Pope Benedict XVI told about 20,000 followers in an open air Mass on Sunday that Christians in the Middle East are “deeply touched by difficulties and uncertainties” but that they must be strong in their faith to counter religious extremism.
The pope’s message on the final day of his pilgrimage to Jordan was for Christians to persevere as their populations decline in a Middle East that offers limited economic opportunity and is torn by violence and radicalism.
He called on Roman Catholics to reach across religious divides to make peace.

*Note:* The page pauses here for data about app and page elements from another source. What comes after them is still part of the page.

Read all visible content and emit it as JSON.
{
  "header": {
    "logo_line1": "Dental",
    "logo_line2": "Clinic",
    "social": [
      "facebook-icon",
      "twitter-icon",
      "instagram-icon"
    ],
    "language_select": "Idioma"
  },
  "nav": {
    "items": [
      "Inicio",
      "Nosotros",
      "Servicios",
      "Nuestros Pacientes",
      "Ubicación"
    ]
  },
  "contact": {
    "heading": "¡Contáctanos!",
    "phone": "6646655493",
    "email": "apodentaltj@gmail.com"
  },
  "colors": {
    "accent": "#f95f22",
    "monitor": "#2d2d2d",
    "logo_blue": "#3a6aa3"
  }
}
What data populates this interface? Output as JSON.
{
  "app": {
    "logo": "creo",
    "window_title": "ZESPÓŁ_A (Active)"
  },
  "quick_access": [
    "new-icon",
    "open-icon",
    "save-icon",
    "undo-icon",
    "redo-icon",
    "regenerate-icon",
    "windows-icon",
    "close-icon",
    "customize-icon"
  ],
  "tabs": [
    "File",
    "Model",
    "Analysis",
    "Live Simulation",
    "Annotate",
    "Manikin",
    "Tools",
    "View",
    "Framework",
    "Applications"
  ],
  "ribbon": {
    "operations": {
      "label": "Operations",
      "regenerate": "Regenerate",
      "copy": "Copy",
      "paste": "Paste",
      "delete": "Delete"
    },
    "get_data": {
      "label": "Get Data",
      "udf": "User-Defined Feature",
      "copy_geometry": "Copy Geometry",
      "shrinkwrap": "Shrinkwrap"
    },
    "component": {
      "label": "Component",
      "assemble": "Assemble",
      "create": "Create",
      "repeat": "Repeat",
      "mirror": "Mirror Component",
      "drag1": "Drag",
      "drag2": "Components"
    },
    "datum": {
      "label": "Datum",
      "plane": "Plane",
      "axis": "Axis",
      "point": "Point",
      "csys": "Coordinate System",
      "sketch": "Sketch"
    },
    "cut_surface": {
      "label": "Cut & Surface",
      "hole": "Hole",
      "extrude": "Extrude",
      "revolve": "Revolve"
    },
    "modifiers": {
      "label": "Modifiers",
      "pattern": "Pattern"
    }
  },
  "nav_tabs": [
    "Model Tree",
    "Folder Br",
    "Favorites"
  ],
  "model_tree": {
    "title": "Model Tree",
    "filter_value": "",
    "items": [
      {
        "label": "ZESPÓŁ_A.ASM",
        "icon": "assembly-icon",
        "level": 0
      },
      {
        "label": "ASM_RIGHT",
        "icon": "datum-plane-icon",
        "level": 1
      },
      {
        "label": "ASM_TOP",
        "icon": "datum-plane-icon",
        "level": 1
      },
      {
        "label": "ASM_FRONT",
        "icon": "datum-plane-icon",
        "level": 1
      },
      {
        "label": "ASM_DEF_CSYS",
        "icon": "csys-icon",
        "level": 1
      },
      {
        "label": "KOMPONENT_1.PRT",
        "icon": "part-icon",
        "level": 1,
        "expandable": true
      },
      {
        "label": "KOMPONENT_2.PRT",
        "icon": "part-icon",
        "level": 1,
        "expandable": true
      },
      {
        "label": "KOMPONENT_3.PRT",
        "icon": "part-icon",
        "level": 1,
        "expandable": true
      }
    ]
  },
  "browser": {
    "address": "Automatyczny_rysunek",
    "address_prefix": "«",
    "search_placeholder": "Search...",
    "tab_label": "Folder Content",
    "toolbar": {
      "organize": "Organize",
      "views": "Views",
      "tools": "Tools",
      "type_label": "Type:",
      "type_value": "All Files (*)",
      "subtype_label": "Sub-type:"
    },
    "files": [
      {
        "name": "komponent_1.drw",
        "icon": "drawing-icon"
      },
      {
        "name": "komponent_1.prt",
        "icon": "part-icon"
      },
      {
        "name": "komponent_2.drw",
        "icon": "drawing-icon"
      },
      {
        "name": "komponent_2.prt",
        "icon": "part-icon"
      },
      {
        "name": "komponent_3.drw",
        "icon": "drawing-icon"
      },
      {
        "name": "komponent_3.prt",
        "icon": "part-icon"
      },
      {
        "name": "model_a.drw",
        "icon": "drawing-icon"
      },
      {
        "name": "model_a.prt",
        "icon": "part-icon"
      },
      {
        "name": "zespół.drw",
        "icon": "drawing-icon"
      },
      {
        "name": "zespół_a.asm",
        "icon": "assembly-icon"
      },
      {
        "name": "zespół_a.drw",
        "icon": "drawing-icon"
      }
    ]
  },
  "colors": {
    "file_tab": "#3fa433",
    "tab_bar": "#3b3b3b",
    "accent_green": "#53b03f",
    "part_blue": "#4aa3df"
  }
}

“May you never forget the great dignity which derives from your Christian heritage, or fail to sense the loving solidarity of all your brothers and sisters in the church throughout the world,” said the 82-year-old pontiff, who leaves Jordan today for the next leg of his trip, a visit to Israel and the West Bank.
During Sunday’s Mass in Amman International Stadium, Benedict turned his attention to Christians in the Holy Land, whose numbers have been declining for decades.
In Jordan, for example, Christians accounted for 30% of the population in 1950.
They make up less than 4% today.
Most of those who left were economic emigres, but Christians have also grown uneasy over the Palestinian-Israeli conflict and the recent rise of Islamic extremism.
Thousands of Iraqi Christians have fled to Jordan since the 2003 U.S.-led invasion, and subsequent sectarian violence and persecution of religious minorities in Iraq.
The pope said that to remain strong, Christians must strengthen ties among themselves and build good relations with other faiths.
“Fidelity to your Christian roots, fidelity to the church’s mission in the Holy Land, demands of each of you a particular kind of courage: the courage of conviction, born of personal faith, not mere social convention or family tradition,” Benedict said.